“We might save the ice cream for when we have movie night, because that’s when we normally have ice cream and popcorn. Is that ok?”
Or perhaps if the child asks for a donut at the mall, I might say, “Well I was thinking we might have apple crumble and ice cream tomorrow after dinner, so I think we might wait for something sweet until then? So, we can eat it all together. I know Papa loves crumble.”
We learn through these situations that sure, these foods are okay to have but we don’t have them all the time. And that it is more fun to eat them for an occasion or tradition, with family and friends, eaten mindfully.
I have also been known to let my children overeat on sweets and chocolate so they know how awful that feels. And to be honest, they have never done it again.
Do you cook different meals for yourselves vs your children?
Unless they are unwell, never. I am a firm believer of one family, one meal and by using family style eating and the division of responsibility, we have been able to achieve this. Eating together and parental modelling is key to encouraging a positive relationship with food. You are not a restaurant.
How do you work seasonality into your menu planning?
The body naturally feels like certain kinds of meals at certain times of the year. Warm nourishing soups in winter, crispy fresh salads during summer. I simply complement that with what is in season through research and also what is abundant at the markets and by talking to the grocer.
We are pretty lucky to have a wonderful array of farmers and produce suppliers on the Central Coast sourcing local produce. This keeps most foods in season.

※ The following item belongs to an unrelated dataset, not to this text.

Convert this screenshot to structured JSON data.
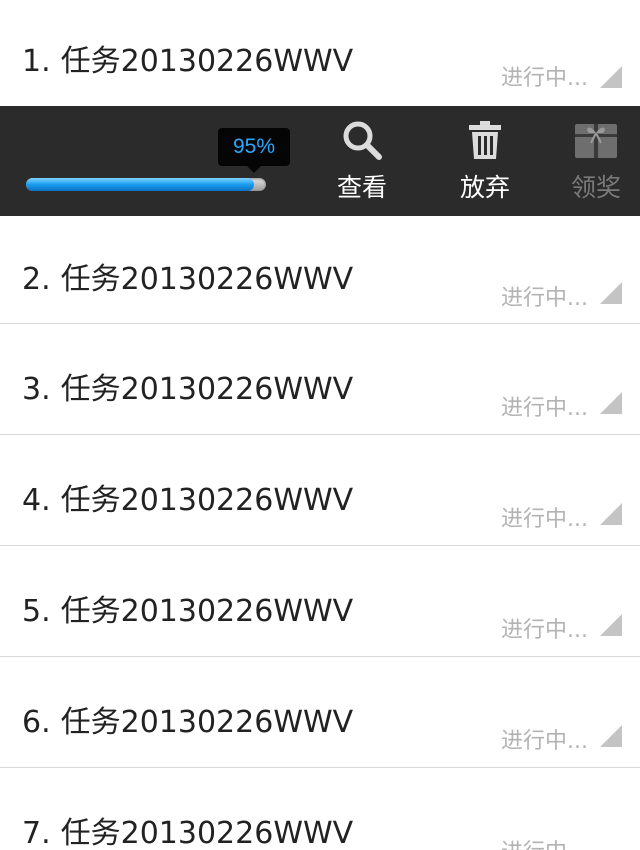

By focusing on seasonality, we also get a variety of foods into the menu, which equals a variety of nutrition. Just like our Musical Kitchen song “Can You Eat the Rainbow?” variety of produce and colour are key to a healthy diet.
What are some of your favourite go-to family meals?
We are huge converts to the roast and one tray bakes, especially coming into Winter. The children adore anything with a noodle so more and more Asian inspired deconstructed noodle salads are featuring regularly. We also adore legumes and dahl like dishes with rice, as well as a quick and easy throw together pasta dishes.
I am a huge believer of #leftoversarelife for the benefits of time, sanity, budget and waste. All of the family recipes in our menu range are designed to feed a family of four, twice, so that there are leftovers for lunch or a meal in the next few days.
One misconception people have of me is that because I work and adore food, that I cook and eat fancy meals. Sorry to disappoint, but I am known for a Sunday night scramble egg dish on sourdough and if a weeknight is in a frazzle, yoghurt, fruits and veggie sticks are devoured as a picnic for tea. Healthy doesn’t need to be fancy. Simple whole foods are just as delicious and fabulous.
How do you suggest we teach our children about 'healthy' foods without creating shame (or intense lust!) about particular foods?
I try as much as possible to steer away from the use of the words “healthy” or “unhealthy” when talking with children about food. Food is food. Sure, there are better choices but focusing on them naturally creates desire. My aim with food education is to focus on the positive message and how the “better” foods make us feel, without calling them “better”. For instance, “I know you would like chocolate ice cream, but we normally don’t eat chocolate for breakfast because it won’t give us the energy to play and learn until morning tea. But perhaps we can have some on Friday, for movie night.” Or perhaps after a birthday party where your child has indulged and is going a little cray cray, “How are you feeling? Why do you think you might be feeling like this?” And then for the next party, “Remember when you ate that whole bowl of red lollies and the afternoon became a little crazy? Maybe this time listen to your body and when it says it is feeling full from the red lollies.” I very rarely say a complete no, as our children are learning about food. Learning about eating broccoli as much as learning about eating “unhealthy” foods too.